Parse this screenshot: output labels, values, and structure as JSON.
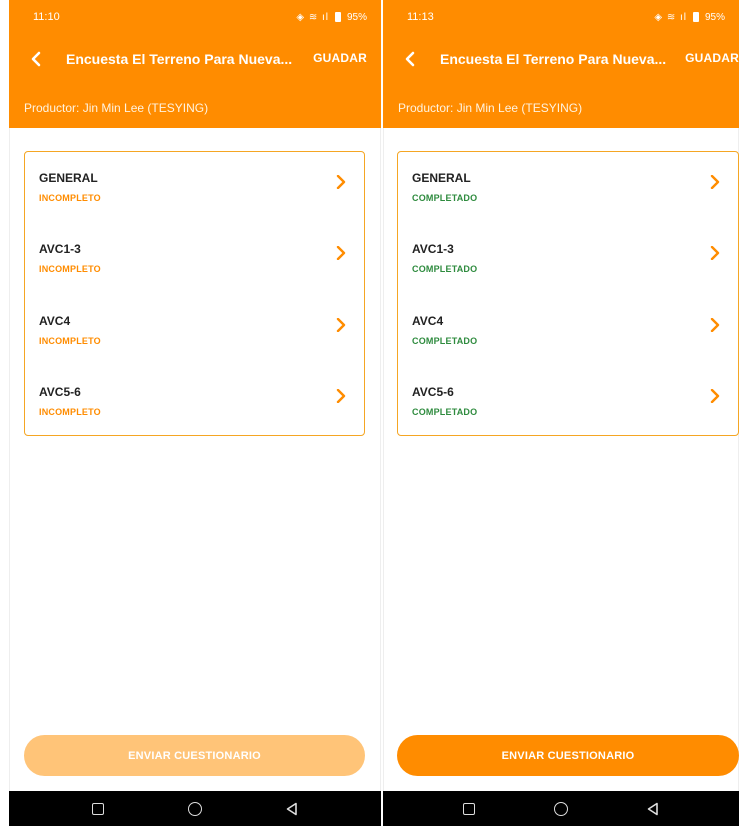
{
  "colors": {
    "brand": "#ff8c00",
    "incomplete": "#ff8c00",
    "complete": "#2e8b3e",
    "submit_disabled": "#ffc478"
  },
  "screens": [
    {
      "status_bar": {
        "time": "11:10",
        "battery": "95%"
      },
      "app_bar": {
        "back_icon": "chevron-left-icon",
        "title": "Encuesta El Terreno Para Nueva...",
        "save_label": "GUADAR",
        "producer": "Productor: Jin Min Lee (TESYING)"
      },
      "sections": [
        {
          "name": "GENERAL",
          "status": "INCOMPLETO"
        },
        {
          "name": "AVC1-3",
          "status": "INCOMPLETO"
        },
        {
          "name": "AVC4",
          "status": "INCOMPLETO"
        },
        {
          "name": "AVC5-6",
          "status": "INCOMPLETO"
        }
      ],
      "submit_label": "ENVIAR CUESTIONARIO",
      "submit_enabled": false
    },
    {
      "status_bar": {
        "time": "11:13",
        "battery": "95%"
      },
      "app_bar": {
        "back_icon": "chevron-left-icon",
        "title": "Encuesta El Terreno Para Nueva...",
        "save_label": "GUADAR",
        "producer": "Productor: Jin Min Lee (TESYING)"
      },
      "sections": [
        {
          "name": "GENERAL",
          "status": "COMPLETADO"
        },
        {
          "name": "AVC1-3",
          "status": "COMPLETADO"
        },
        {
          "name": "AVC4",
          "status": "COMPLETADO"
        },
        {
          "name": "AVC5-6",
          "status": "COMPLETADO"
        }
      ],
      "submit_label": "ENVIAR CUESTIONARIO",
      "submit_enabled": true
    }
  ]
}
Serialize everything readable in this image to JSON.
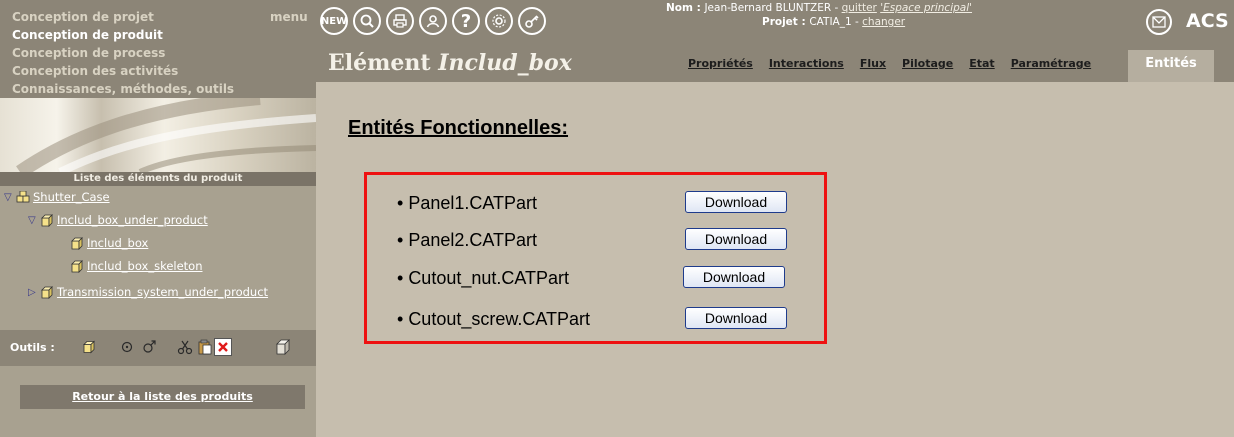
{
  "sidebar": {
    "top_menu": [
      {
        "label": "Conception de projet",
        "active": false
      },
      {
        "label": "Conception de produit",
        "active": true
      },
      {
        "label": "Conception de process",
        "active": false
      },
      {
        "label": "Conception des activités",
        "active": false
      },
      {
        "label": "Connaissances, méthodes, outils",
        "active": false
      }
    ],
    "menu_label": "menu",
    "list_title": "Liste des éléments du produit",
    "tree": [
      {
        "label": "Shutter_Case",
        "level": 0,
        "expanded": true,
        "icon": "assembly-icon"
      },
      {
        "label": "Includ_box_under_product",
        "level": 1,
        "expanded": true,
        "icon": "part-cube-icon"
      },
      {
        "label": "Includ_box",
        "level": 2,
        "icon": "part-cube-icon"
      },
      {
        "label": "Includ_box_skeleton",
        "level": 2,
        "icon": "part-cube-icon"
      },
      {
        "label": "Transmission_system_under_product",
        "level": 1,
        "expanded": false,
        "icon": "part-cube-icon"
      }
    ],
    "tools_label": "Outils :",
    "back_link": "Retour à la liste des produits"
  },
  "header": {
    "icons": [
      "new-icon",
      "search-icon",
      "print-icon",
      "user-icon",
      "help-icon",
      "settings-icon",
      "key-icon"
    ],
    "new_label": "NEW",
    "user_prefix": "Nom : ",
    "user_name": "Jean-Bernard BLUNTZER",
    "quit_link": "quitter",
    "space_link": "'Espace principal'",
    "project_prefix": "Projet : ",
    "project_name": "CATIA_1",
    "change_link": "changer",
    "brand": "ACS",
    "element_prefix": "Elément ",
    "element_name": "Includ_box",
    "tabs": [
      "Propriétés",
      "Interactions",
      "Flux",
      "Pilotage",
      "Etat",
      "Paramétrage"
    ],
    "active_tab": "Entités"
  },
  "main": {
    "section_title": "Entités Fonctionnelles:",
    "files": [
      {
        "name": "Panel1.CATPart",
        "button": "Download"
      },
      {
        "name": "Panel2.CATPart",
        "button": "Download"
      },
      {
        "name": "Cutout_nut.CATPart",
        "button": "Download"
      },
      {
        "name": "Cutout_screw.CATPart",
        "button": "Download"
      }
    ]
  },
  "colors": {
    "header_bg": "#8c8577",
    "sidebar_bg": "#a8a190",
    "main_bg": "#c6beae",
    "highlight_border": "#ee1111"
  }
}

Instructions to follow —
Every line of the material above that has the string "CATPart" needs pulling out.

Exercise output —
        "name": "Panel1.CATPart",
        "name": "Panel2.CATPart",
        "name": "Cutout_nut.CATPart",
        "name": "Cutout_screw.CATPart",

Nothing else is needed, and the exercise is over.